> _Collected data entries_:
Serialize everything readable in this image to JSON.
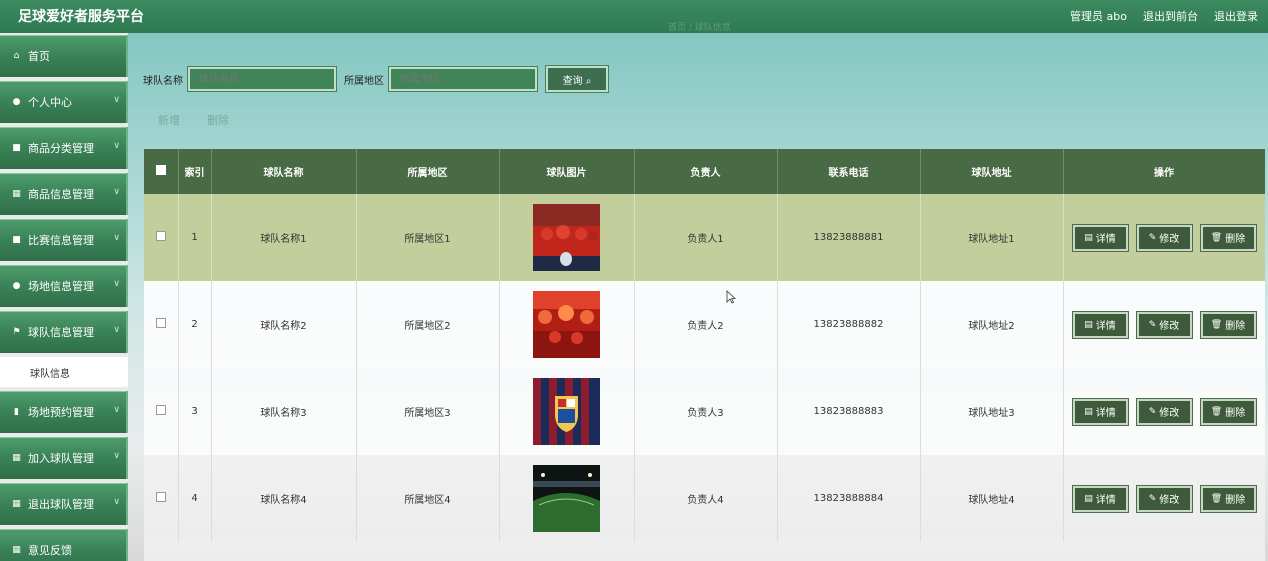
{
  "header": {
    "app_title": "足球爱好者服务平台",
    "admin_label": "管理员 abo",
    "back_to_front": "退出到前台",
    "logout": "退出登录",
    "breadcrumb": "首页 / 球队信息"
  },
  "sidebar": {
    "items": [
      {
        "label": "首页",
        "icon": "home-icon"
      },
      {
        "label": "个人中心",
        "icon": "user-icon"
      },
      {
        "label": "商品分类管理",
        "icon": "box-icon"
      },
      {
        "label": "商品信息管理",
        "icon": "grid-icon"
      },
      {
        "label": "比赛信息管理",
        "icon": "box-icon"
      },
      {
        "label": "场地信息管理",
        "icon": "user-icon"
      },
      {
        "label": "球队信息管理",
        "icon": "flag-icon"
      },
      {
        "label": "场地预约管理",
        "icon": "bar-chart-icon"
      },
      {
        "label": "加入球队管理",
        "icon": "grid-icon"
      },
      {
        "label": "退出球队管理",
        "icon": "grid-icon"
      },
      {
        "label": "意见反馈",
        "icon": "grid-icon"
      }
    ],
    "submenu_label": "球队信息"
  },
  "search": {
    "team_name_label": "球队名称",
    "team_name_placeholder": "球队名称",
    "region_label": "所属地区",
    "region_placeholder": "所属地区",
    "query_button": "查询"
  },
  "actions": {
    "add": "新增",
    "delete": "删除"
  },
  "table": {
    "headers": [
      "索引",
      "球队名称",
      "所属地区",
      "球队图片",
      "负责人",
      "联系电话",
      "球队地址",
      "操作"
    ],
    "rows": [
      {
        "index": "1",
        "name": "球队名称1",
        "region": "所属地区1",
        "manager": "负责人1",
        "phone": "13823888881",
        "address": "球队地址1"
      },
      {
        "index": "2",
        "name": "球队名称2",
        "region": "所属地区2",
        "manager": "负责人2",
        "phone": "13823888882",
        "address": "球队地址2"
      },
      {
        "index": "3",
        "name": "球队名称3",
        "region": "所属地区3",
        "manager": "负责人3",
        "phone": "13823888883",
        "address": "球队地址3"
      },
      {
        "index": "4",
        "name": "球队名称4",
        "region": "所属地区4",
        "manager": "负责人4",
        "phone": "13823888884",
        "address": "球队地址4"
      }
    ],
    "op_detail": "详情",
    "op_edit": "修改",
    "op_delete": "删除"
  },
  "colors": {
    "header_bg": "#2f7a52",
    "table_head": "#486a44",
    "selected_row": "#c2cf9d",
    "button": "#3d5b3b"
  }
}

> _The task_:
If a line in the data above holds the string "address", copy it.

> _Task answer_:
        "address": "球队地址1"
        "address": "球队地址2"
        "address": "球队地址3"
        "address": "球队地址4"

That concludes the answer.